I had to google that to find out it is what we call ALS here, or Lou Gehrig's disease. It's a brutal illness and I'm so sorry to hear that.

Wisewebwoman said...

Lovely you had a family meet-up, Nick, especially with the frails.
Your mum is living to a ripe old and your sister is mobile?
My dad was a huge fan of Cambridge, he was a G-man so managed to hook up with other Gs in the town and they must have had riveting municipal convos. It put me right off, it did. So never visited.
XO
WWW

Nick said...

Secret Agent - I didn't realise it had another name in the States. Yes, it's pretty devastating. Some people are gone in six months, but Heather has kept going for 8 years now.

www - Unfortunately Heather isn't mobile any more, she's more or less chair or wheelchair-bound.

Had to google G man. A US Special Agent, it says. But why would Special Agents put you off Cambridge?

nursemyra said...

I'm a Bridget Riley fan too

Nick said...

Myra - Aren't her paintings amazing?

Liz said...

I have the same expectations and, no doubt, would be disappointed.
Glad your sister and mum are well.

Nick said...

Liz - I think George would be disappointed too. I didn't see many dogs in the centre of Cambridge. Where were they all?

Macy said...

I think you'd be disappointed in Edinburgh if you visited these days Nick. It's one big building site with added traffic jams until they finish the tramworks....

e said...

I'm happy to hear that your mother and Heather are enjoying life. Your company undoubtedly added to their enjoyment.

Baino said...

Ive never been to Cambridge so you're one up on me. Although it is disappointing when planning doesn't 'fit' the older environs, it wouldn't be hard to plan with complementary facades now would it? Glad you caught up with family, I'll bet they were delighted to see you.

Nick said...

Macy - Sounds like Dublin when they were putting their new tram lines in. Total chaos.

e - Yes, I think they were very pleased to see me, even if it was only for a short time.
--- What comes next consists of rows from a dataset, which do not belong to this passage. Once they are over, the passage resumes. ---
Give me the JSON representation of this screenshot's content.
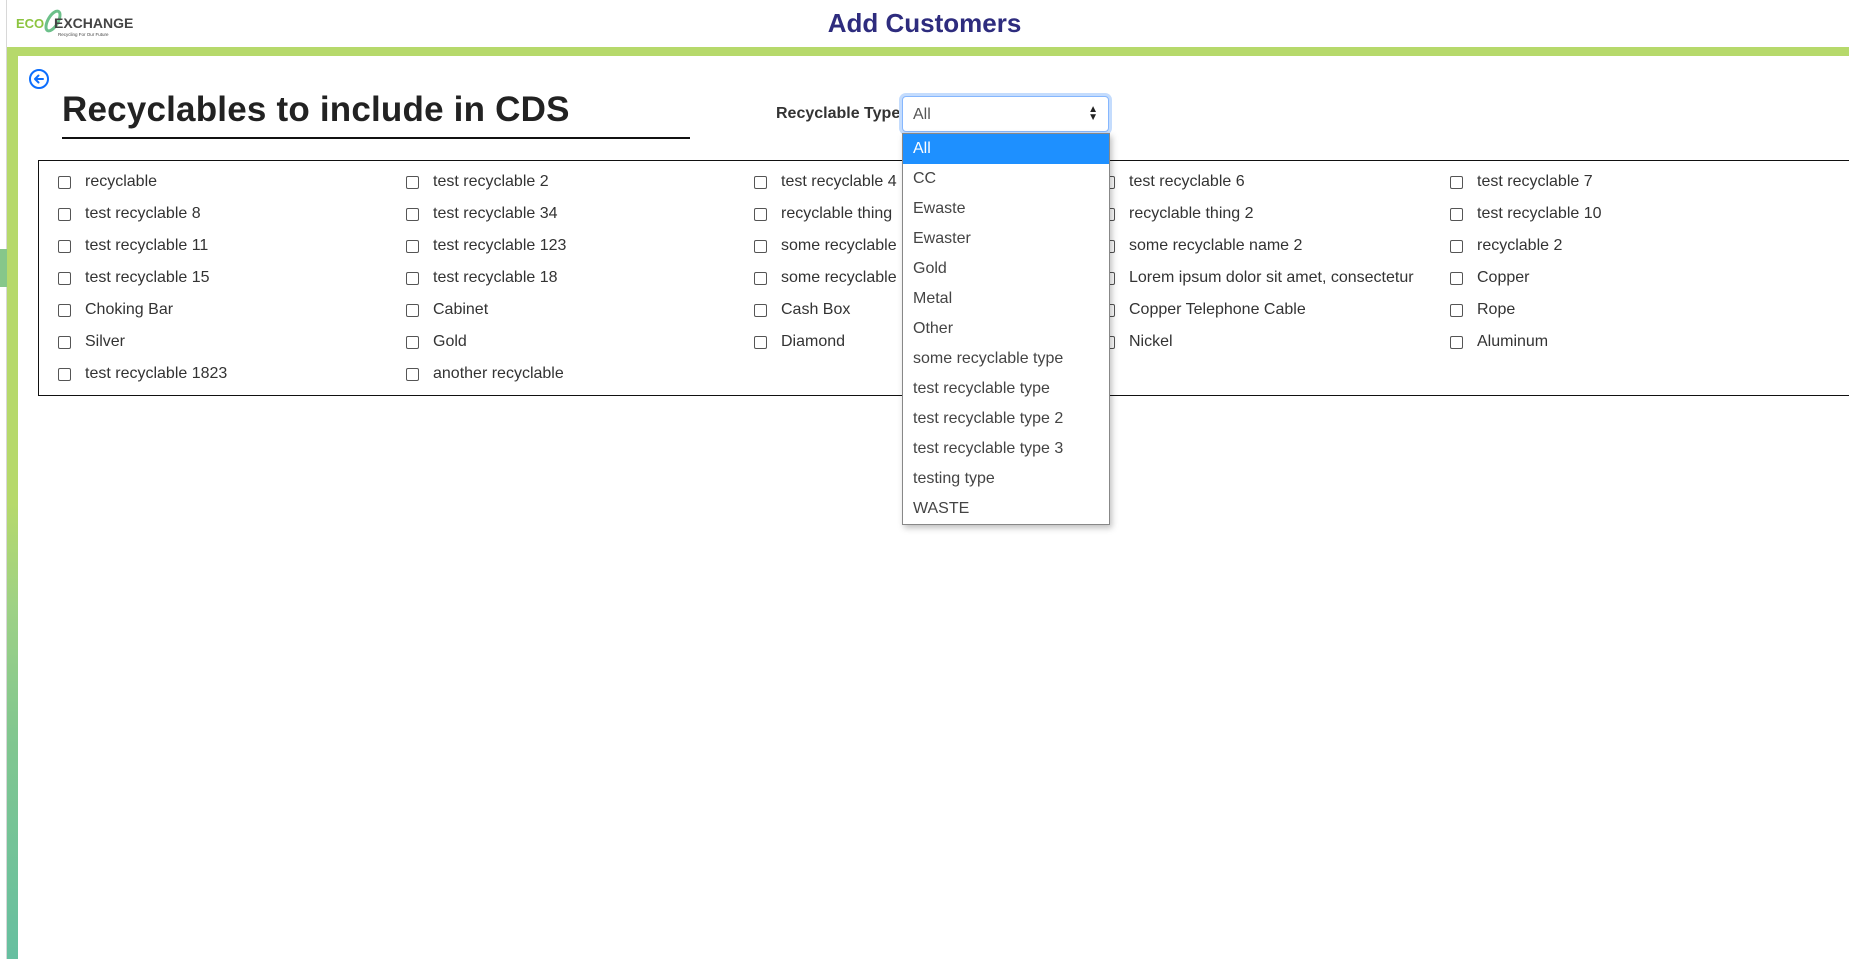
{
  "header": {
    "logo_text": "ECO EXCHANGE",
    "logo_tagline": "Recycling For Our Future",
    "title": "Add Customers"
  },
  "colors": {
    "accent_green": "#b6d96b",
    "title_navy": "#2e2c7e",
    "select_blue": "#1e90ff",
    "back_icon_blue": "#0d6efd"
  },
  "page": {
    "title": "Recyclables to include in CDS",
    "back_icon": "arrow-left-circle-icon"
  },
  "filter": {
    "label": "Recyclable Type:",
    "selected": "All",
    "options": [
      "All",
      "CC",
      "Ewaste",
      "Ewaster",
      "Gold",
      "Metal",
      "Other",
      "some recyclable type",
      "test recyclable type",
      "test recyclable type 2",
      "test recyclable type 3",
      "testing type",
      "WASTE"
    ]
  },
  "recyclables": [
    "recyclable",
    "test recyclable 2",
    "test recyclable 4",
    "test recyclable 6",
    "test recyclable 7",
    "test recyclable 8",
    "test recyclable 34",
    "recyclable thing",
    "recyclable thing 2",
    "test recyclable 10",
    "test recyclable 11",
    "test recyclable 123",
    "some recyclable",
    "some recyclable name 2",
    "recyclable 2",
    "test recyclable 15",
    "test recyclable 18",
    "some recyclable",
    "Lorem ipsum dolor sit amet, consectetur",
    "Copper",
    "Choking Bar",
    "Cabinet",
    "Cash Box",
    "Copper Telephone Cable",
    "Rope",
    "Silver",
    "Gold",
    "Diamond",
    "Nickel",
    "Aluminum",
    "test recyclable 1823",
    "another recyclable"
  ]
}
Phoning and emailing isn't quite the same....

Baino - Whoever's in charge of planning has been pretty careless. In places like Rome and Florence they're rigorous abut preserving the beauty of the city centres.
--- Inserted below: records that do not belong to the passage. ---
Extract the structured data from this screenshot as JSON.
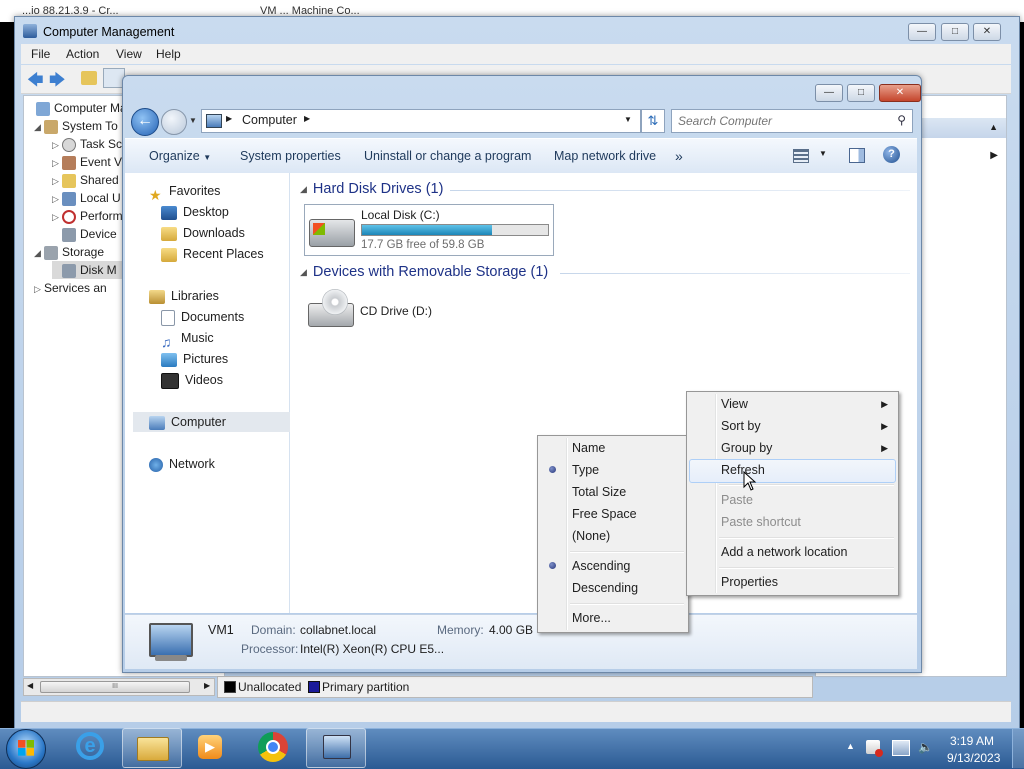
{
  "background_window": {
    "tab_text": "...io 88.21.3.9 - Cr...",
    "tab2_text": "VM ... Machine Co..."
  },
  "compmgmt": {
    "title": "Computer Management",
    "menu": [
      "File",
      "Action",
      "View",
      "Help"
    ],
    "tree": [
      {
        "label": "Computer Mana",
        "icon": "computer-icon"
      },
      {
        "label": "System To",
        "icon": "tools-icon"
      },
      {
        "label": "Task Sc",
        "icon": "clock-icon"
      },
      {
        "label": "Event V",
        "icon": "event-viewer-icon"
      },
      {
        "label": "Shared",
        "icon": "shared-folder-icon"
      },
      {
        "label": "Local U",
        "icon": "users-icon"
      },
      {
        "label": "Perform",
        "icon": "performance-icon"
      },
      {
        "label": "Device",
        "icon": "device-manager-icon"
      },
      {
        "label": "Storage",
        "icon": "storage-icon"
      },
      {
        "label": "Disk M",
        "icon": "disk-management-icon"
      },
      {
        "label": "Services an",
        "icon": "services-icon"
      }
    ],
    "legend": {
      "unallocated": "Unallocated",
      "primary": "Primary partition"
    },
    "hscroll_grip": "III"
  },
  "explorer": {
    "address": {
      "icon": "computer-icon",
      "crumb": "Computer"
    },
    "search_placeholder": "Search Computer",
    "toolbar": {
      "organize": "Organize",
      "system_properties": "System properties",
      "uninstall": "Uninstall or change a program",
      "map_drive": "Map network drive",
      "more": "»"
    },
    "nav": {
      "favorites": "Favorites",
      "desktop": "Desktop",
      "downloads": "Downloads",
      "recent": "Recent Places",
      "libraries": "Libraries",
      "documents": "Documents",
      "music": "Music",
      "pictures": "Pictures",
      "videos": "Videos",
      "computer": "Computer",
      "network": "Network"
    },
    "groups": {
      "hdd": "Hard Disk Drives (1)",
      "removable": "Devices with Removable Storage (1)"
    },
    "local_disk": {
      "name": "Local Disk (C:)",
      "free_text": "17.7 GB free of 59.8 GB",
      "used_fraction": 0.7
    },
    "cd_drive": {
      "name": "CD Drive (D:)"
    },
    "details": {
      "name": "VM1",
      "domain_label": "Domain:",
      "domain_value": "collabnet.local",
      "memory_label": "Memory:",
      "memory_value": "4.00 GB",
      "processor_label": "Processor:",
      "processor_value": "Intel(R) Xeon(R) CPU E5..."
    }
  },
  "context_menu": {
    "view": "View",
    "sort_by": "Sort by",
    "group_by": "Group by",
    "refresh": "Refresh",
    "paste": "Paste",
    "paste_shortcut": "Paste shortcut",
    "add_network_location": "Add a network location",
    "properties": "Properties"
  },
  "group_submenu": {
    "name": "Name",
    "type": "Type",
    "total_size": "Total Size",
    "free_space": "Free Space",
    "none": "(None)",
    "ascending": "Ascending",
    "descending": "Descending",
    "more": "More..."
  },
  "taskbar": {
    "time": "3:19 AM",
    "date": "9/13/2023"
  }
}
Rummuser said...

Both Oxford and Cambridge were on my list of priorities when I visited the UK, the first time more than two decades ago. I found the seediness and the decrepitude fascinating and well keeping with the atmosphere and character of University towns. Things surely have changed since then.

Nick said...

Ramana - Still plenty of seediness and decrepitude, which would be okay if there was a touch of glamour as well. But personally I didn't find very much.

Los Angelista said...

So glad that you got to see your mo and sister. From the picture it seems that Oxford needs more trees and green. But, glad that the art gallery was wonderful.

Wisewebwoman said...

Sorry Nick, government-man. Dad was worked for the government and hooked up with other such workers in Cambridge and was delighted with himself.
XO
WWW

speccy said...

I had a quiet weekend in Cambridge once, and enjoyed it. I'm sure I wasn't anywhere near shopping centres! Pubs? Yes, much more likely.

Glad you were able to spend time with the family. MND is a challenge indeed.

Nick said...

Liz - Ahem, Cambridge not Oxford. Actually it has quite a lot of trees and green, though again nothing very exciting.

www - Oh, a government man. That makes more sense!

Speccy - The shopping centre's quite well hidden until you're right into it. Plenty of pubs around, though we didn't try any of them on our fleeting visit.

Liz said...

Really? All off being countrified no doubt.

Nick said...

Liz - What, the dogs? Perhaps they were all dozing in front of a blazing fire and not keen on venturing out of the house....

blackwatertown said...

Perhaps you're spoiled from living in Belfast. That city seems to have loads going on any time I cast a jealous eye towards it - and it can't all be centred round No Alibis on Botanic Avenue.

Nick said...

Blackwater - True, there are lots of exciting things going on in Belfast. The huge new Metropolitan Arts Centre is due to open early next year. The new museum, Titanic Belfast, will also open in 2012. And of course Belfast hosted the MTV Awards very recently.